How to Ace an Informational Interview
One of the best ways to move a stagnant job search forward is to request an informational interview. If you’re unfamiliar with this concept, prepare to have your mind blown.
It’s like a job interview, minus the job, and backwards. You interview a person in your field (at a company you might like) from a purely informational perspective. No job attached, no pressure, just a fantastic opportunity to learn and cultivate your professional network – and scope each other out.
But here’s the trick. If you’re very prepared and a little bit lucky, it might lead to a job.
Ask for the Interview.
We’ve written before about asking for help. The same advice applies here. A genuine, thoughtful request will take you far, especially if you’re connected somehow to the person you’d like to interview.
Be sure to share your perspective – what are you hoping to get out of the interview? Are you making a choice about grad school? Are you considering a career shift? Be very clear and upfront about why you’re hoping to connect with your interviewee.
And no, don’t say you’re hoping to get a job from them. That’s in bad taste. Jacob Lehman advises MBA students at the Cornell SC Johnson College of Business to be very careful about how to word requests:
“I typically recommend that candidates reach out asking for “advice on pursuing a career in this field”, “guidance” or “insight on the industry.” It gives the interviewee the opportunity to say “yes” even if their organization isn’t hiring, and they may still be willing to refer a candidate to someone else.”
Also be sure to keep things time-constrained – are you looking for a 15-minute chat? A 30-minute phone call? Make it as simple as possible for your interviewee to understand your intention. It’s also good form to thank them in advance.
Prepare. Prepare. Prepare.
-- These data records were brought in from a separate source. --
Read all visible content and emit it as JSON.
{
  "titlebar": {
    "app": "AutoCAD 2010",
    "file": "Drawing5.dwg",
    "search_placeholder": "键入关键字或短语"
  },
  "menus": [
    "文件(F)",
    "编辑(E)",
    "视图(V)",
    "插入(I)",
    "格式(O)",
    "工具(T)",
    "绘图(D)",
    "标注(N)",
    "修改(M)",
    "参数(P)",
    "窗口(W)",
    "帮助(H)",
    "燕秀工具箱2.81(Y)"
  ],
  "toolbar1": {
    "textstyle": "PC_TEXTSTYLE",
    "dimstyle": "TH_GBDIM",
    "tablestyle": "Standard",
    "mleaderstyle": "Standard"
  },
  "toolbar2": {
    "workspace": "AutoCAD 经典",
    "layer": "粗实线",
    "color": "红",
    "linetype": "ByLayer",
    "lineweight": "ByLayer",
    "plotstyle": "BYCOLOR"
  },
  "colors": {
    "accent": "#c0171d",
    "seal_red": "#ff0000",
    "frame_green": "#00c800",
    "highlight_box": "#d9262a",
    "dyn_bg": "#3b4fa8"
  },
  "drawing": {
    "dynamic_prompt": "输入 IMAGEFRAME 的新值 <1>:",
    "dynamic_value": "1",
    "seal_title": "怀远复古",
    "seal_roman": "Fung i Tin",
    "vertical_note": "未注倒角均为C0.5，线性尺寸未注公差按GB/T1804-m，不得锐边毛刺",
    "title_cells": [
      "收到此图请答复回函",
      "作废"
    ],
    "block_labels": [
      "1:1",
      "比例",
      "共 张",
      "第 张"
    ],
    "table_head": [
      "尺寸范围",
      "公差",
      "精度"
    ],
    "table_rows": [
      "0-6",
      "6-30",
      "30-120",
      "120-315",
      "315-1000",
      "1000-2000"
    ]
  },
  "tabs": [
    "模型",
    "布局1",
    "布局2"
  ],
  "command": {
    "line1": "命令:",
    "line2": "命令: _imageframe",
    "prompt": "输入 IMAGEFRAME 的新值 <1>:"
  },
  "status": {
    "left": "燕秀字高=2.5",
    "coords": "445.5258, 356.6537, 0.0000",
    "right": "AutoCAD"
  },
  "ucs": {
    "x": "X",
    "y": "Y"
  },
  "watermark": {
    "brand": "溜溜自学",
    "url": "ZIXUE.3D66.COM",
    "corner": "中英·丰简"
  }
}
There is no worse misstep than coming to an informational interview unprepared. The person who has agreed to chat with you won’t have an agenda prepared – they’re fitting you into middle of their workday. It’s up to you to make this count.
Here are the basics you should have covered:
Your interviewee’s background. Check out their online profiles, their social media, and have a good working understanding of their contributions to the field. If they have a website and a blog, read them. You don’t want to ask anything so general as “Tell me about yourself!” – that’s a huge waste of time if they’ve got an online presence.
Be familiar with the company. Read their website (Google is your friend). You should know about any cutting-edge work they’re doing, their history, and as much about their business structure as you can. Don’t worry about having to show off your knowledge in the interview, just be prepared.
Have questions ready. Depending on how much time you’ve got for the interview, prepare at least 5-10 questions. Feel free to spin off in different directions, but having questions written down in front of you will prevent the conversation from dying off.
Write a short focus statement. This can help your interviewee understand what you’re trying to get out of your time together. You might refer back to your ask email – if you’re thinking about switching fields, you might say something like, “Because I’m considering going to grad school in this field, I wanted to get an idea of the work/life balance in the public vs. private sector.”
Including this statement as a preface to the interview can help keep the conversation on track. Jacob adds, “Once you’ve done this, stick to it. If you find out that the work/life balance at your interviewee’s organization is non-existent, you might as well ask them if they’d be willing to introduce you to contacts at other organizations with a different balance.”
An important thing to remember – be genuinely curious. Ask questions that you really want to know the answer to (the more open-ended the better). Your interviewee will be able to tell if you’re simply sniffing around for a job, so be real. This shouldn’t feel like a means to an end.
“There’s a difference between wanting to get a job and wanting to do the work. I feel vastly better (and am more likely to help) a candidate who says “here’s the kind of work I want to do and why – can you tell me more about your organization?” than one who says “I really want to work for your company.”
If you want to open up your conversation to more parts of the organization, a perfectly appropriate question to ask is, “Is there anybody else here who might be good to talk to, based on what we discussed today?”
Offer to help.
At the close of the interview, you should be prepared to offer your help in a concrete way. Do this as part of thanking your interviewee, without any expectation of an immediate return. Whether it’s advice on a particular subject or a connection you could make for them, you should always be prepared with a sincere offer of some kind (after all, they’ve just done you a solid!)
This serves as a no-pressure opening for your interviewee to bring up any contracting opportunities or open positions. But remember – this is a bonus. If job opportunities don’t come up, you can still walk away having made a wonderful connection.
How can you get started? A quick search for your dream job on BrightCrowd will turn up people who are happy to chat with you, because that’s what BrightCrowd is all about!